== Exercise aim ==
Copy the data that follows exactly as it is, excluding all pictures.

-=-=-

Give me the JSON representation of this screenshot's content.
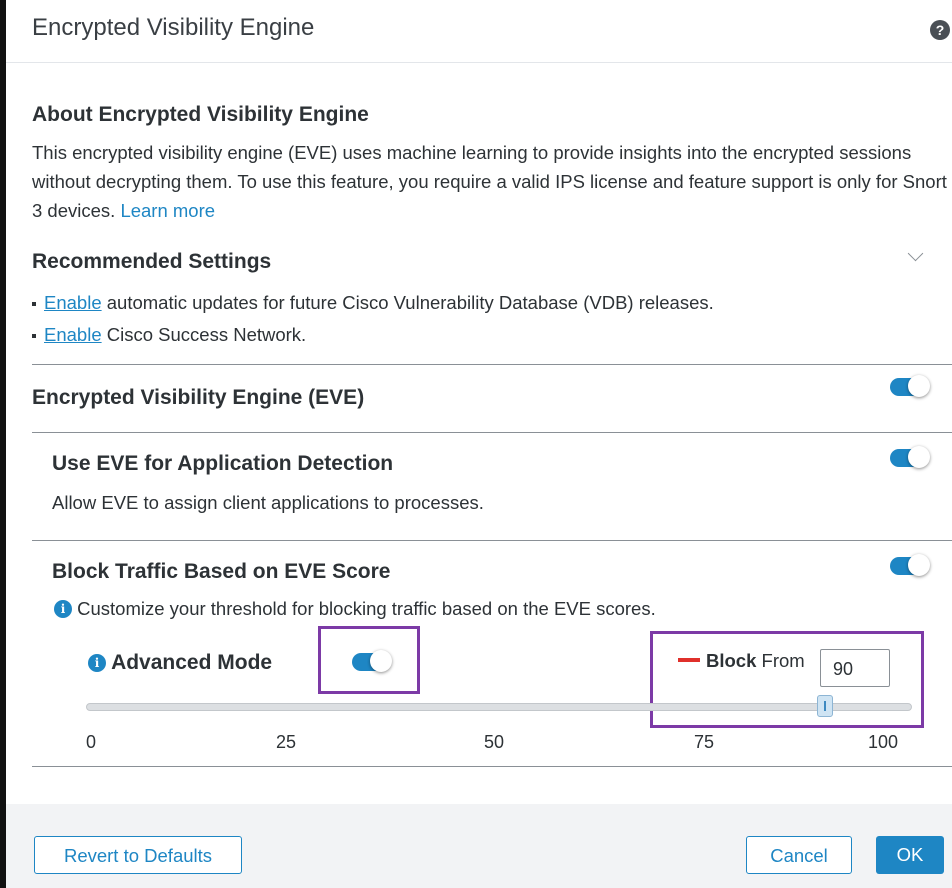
{
  "dialog": {
    "title": "Encrypted Visibility Engine",
    "help_icon": "question-circle-icon"
  },
  "about": {
    "heading": "About Encrypted Visibility Engine",
    "body": "This encrypted visibility engine (EVE) uses machine learning to provide insights into the encrypted sessions without decrypting them. To use this feature, you require a valid IPS license and feature support is only for Snort 3 devices.",
    "learn_more": "Learn more"
  },
  "recommended": {
    "heading": "Recommended Settings",
    "chevron_icon": "chevron-down-icon",
    "items": [
      {
        "link": "Enable",
        "text": "automatic updates for future Cisco Vulnerability Database (VDB) releases."
      },
      {
        "link": "Enable",
        "text": "Cisco Success Network."
      }
    ]
  },
  "eve": {
    "label": "Encrypted Visibility Engine (EVE)",
    "enabled": true
  },
  "app_detection": {
    "label": "Use EVE for Application Detection",
    "description": "Allow EVE to assign client applications to processes.",
    "enabled": true
  },
  "block_traffic": {
    "label": "Block Traffic Based on EVE Score",
    "info": "Customize your threshold for blocking traffic based on the EVE scores.",
    "enabled": true,
    "advanced_mode_label": "Advanced Mode",
    "advanced_mode_enabled": true,
    "block_bold": "Block",
    "block_from": "From",
    "block_value": "90",
    "slider_value": 90,
    "slider_min": 0,
    "slider_max": 100,
    "ticks": [
      "0",
      "25",
      "50",
      "75",
      "100"
    ]
  },
  "footer": {
    "revert": "Revert to Defaults",
    "cancel": "Cancel",
    "ok": "OK"
  },
  "colors": {
    "accent": "#1e86c4",
    "highlight": "#7c3aa6",
    "block_red": "#e0302b"
  }
}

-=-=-

== Answer section ==
Give me the JSON representation of this screenshot's content.
{
  "dialog": {
    "title": "Encrypted Visibility Engine",
    "help_icon": "question-circle-icon"
  },
  "about": {
    "heading": "About Encrypted Visibility Engine",
    "body": "This encrypted visibility engine (EVE) uses machine learning to provide insights into the encrypted sessions without decrypting them. To use this feature, you require a valid IPS license and feature support is only for Snort 3 devices.",
    "learn_more": "Learn more"
  },
  "recommended": {
    "heading": "Recommended Settings",
    "chevron_icon": "chevron-down-icon",
    "items": [
      {
        "link": "Enable",
        "text": "automatic updates for future Cisco Vulnerability Database (VDB) releases."
      },
      {
        "link": "Enable",
        "text": "Cisco Success Network."
      }
    ]
  },
  "eve": {
    "label": "Encrypted Visibility Engine (EVE)",
    "enabled": true
  },
  "app_detection": {
    "label": "Use EVE for Application Detection",
    "description": "Allow EVE to assign client applications to processes.",
    "enabled": true
  },
  "block_traffic": {
    "label": "Block Traffic Based on EVE Score",
    "info": "Customize your threshold for blocking traffic based on the EVE scores.",
    "enabled": true,
    "advanced_mode_label": "Advanced Mode",
    "advanced_mode_enabled": true,
    "block_bold": "Block",
    "block_from": "From",
    "block_value": "90",
    "slider_value": 90,
    "slider_min": 0,
    "slider_max": 100,
    "ticks": [
      "0",
      "25",
      "50",
      "75",
      "100"
    ]
  },
  "footer": {
    "revert": "Revert to Defaults",
    "cancel": "Cancel",
    "ok": "OK"
  },
  "colors": {
    "accent": "#1e86c4",
    "highlight": "#7c3aa6",
    "block_red": "#e0302b"
  }
}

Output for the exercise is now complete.